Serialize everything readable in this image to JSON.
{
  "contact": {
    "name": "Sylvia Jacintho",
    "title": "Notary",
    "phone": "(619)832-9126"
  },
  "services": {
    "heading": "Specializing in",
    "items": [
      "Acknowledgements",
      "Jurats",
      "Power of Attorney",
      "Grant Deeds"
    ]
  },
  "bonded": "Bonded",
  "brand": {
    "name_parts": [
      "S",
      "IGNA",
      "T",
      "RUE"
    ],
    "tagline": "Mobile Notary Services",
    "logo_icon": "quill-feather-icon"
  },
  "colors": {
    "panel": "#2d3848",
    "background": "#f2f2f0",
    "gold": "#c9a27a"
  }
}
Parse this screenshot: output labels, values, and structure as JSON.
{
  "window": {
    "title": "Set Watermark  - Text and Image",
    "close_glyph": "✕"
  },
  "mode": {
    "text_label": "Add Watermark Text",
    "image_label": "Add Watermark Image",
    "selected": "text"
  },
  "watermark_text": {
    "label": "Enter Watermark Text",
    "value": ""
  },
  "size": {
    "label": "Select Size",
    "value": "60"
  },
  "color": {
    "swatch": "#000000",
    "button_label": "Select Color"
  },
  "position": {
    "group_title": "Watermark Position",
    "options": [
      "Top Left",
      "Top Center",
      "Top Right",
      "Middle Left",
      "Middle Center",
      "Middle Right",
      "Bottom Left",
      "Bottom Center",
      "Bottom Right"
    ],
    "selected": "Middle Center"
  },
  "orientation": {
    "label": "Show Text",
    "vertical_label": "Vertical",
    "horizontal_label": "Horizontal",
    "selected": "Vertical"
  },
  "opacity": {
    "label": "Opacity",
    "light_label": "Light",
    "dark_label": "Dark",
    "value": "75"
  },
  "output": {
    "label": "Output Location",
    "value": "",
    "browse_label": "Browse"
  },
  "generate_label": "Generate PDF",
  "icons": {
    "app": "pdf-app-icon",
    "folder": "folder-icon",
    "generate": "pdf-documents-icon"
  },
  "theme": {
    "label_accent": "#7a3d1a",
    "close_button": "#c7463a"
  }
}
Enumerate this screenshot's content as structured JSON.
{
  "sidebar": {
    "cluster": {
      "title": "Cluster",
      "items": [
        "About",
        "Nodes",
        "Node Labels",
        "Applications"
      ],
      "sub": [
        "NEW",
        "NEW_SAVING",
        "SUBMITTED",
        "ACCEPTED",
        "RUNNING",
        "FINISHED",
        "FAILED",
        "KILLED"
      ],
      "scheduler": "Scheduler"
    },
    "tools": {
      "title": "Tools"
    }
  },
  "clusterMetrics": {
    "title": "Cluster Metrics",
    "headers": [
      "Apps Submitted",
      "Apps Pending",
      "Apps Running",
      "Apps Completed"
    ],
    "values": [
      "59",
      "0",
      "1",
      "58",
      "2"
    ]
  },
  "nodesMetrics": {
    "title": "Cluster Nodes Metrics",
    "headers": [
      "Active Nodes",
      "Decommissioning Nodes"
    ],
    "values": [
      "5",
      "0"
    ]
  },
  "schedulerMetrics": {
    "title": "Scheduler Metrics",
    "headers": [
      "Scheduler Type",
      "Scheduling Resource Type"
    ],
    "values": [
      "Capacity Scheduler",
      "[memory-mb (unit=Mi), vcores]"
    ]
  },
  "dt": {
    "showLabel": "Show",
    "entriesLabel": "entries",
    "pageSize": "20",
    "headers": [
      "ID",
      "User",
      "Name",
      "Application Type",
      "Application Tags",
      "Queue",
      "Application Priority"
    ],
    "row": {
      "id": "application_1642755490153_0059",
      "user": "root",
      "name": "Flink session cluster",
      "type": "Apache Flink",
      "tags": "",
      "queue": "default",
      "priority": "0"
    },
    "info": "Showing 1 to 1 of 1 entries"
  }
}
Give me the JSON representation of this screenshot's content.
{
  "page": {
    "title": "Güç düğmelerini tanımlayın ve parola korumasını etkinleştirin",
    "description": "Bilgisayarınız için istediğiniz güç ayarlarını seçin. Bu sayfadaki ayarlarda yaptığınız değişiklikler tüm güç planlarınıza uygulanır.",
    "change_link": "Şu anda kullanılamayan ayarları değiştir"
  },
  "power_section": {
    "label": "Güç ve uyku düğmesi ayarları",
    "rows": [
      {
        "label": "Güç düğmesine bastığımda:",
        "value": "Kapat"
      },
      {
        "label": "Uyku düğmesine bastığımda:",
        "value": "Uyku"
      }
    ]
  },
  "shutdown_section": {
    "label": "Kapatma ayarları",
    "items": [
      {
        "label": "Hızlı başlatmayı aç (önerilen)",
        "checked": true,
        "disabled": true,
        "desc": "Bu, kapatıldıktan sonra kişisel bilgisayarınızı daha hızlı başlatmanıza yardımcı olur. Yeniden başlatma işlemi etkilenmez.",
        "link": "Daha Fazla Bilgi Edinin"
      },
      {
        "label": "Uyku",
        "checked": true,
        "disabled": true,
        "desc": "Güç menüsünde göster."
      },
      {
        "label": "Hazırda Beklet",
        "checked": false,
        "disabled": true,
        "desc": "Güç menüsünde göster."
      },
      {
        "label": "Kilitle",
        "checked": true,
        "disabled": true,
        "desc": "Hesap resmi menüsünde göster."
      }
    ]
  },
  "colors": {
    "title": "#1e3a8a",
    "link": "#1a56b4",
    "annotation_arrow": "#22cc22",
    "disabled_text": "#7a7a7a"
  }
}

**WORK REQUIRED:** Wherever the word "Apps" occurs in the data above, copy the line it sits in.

**THE COMPLETED TASK:**
      "Apps Submitted",
      "Apps Pending",
      "Apps Running",
      "Apps Completed"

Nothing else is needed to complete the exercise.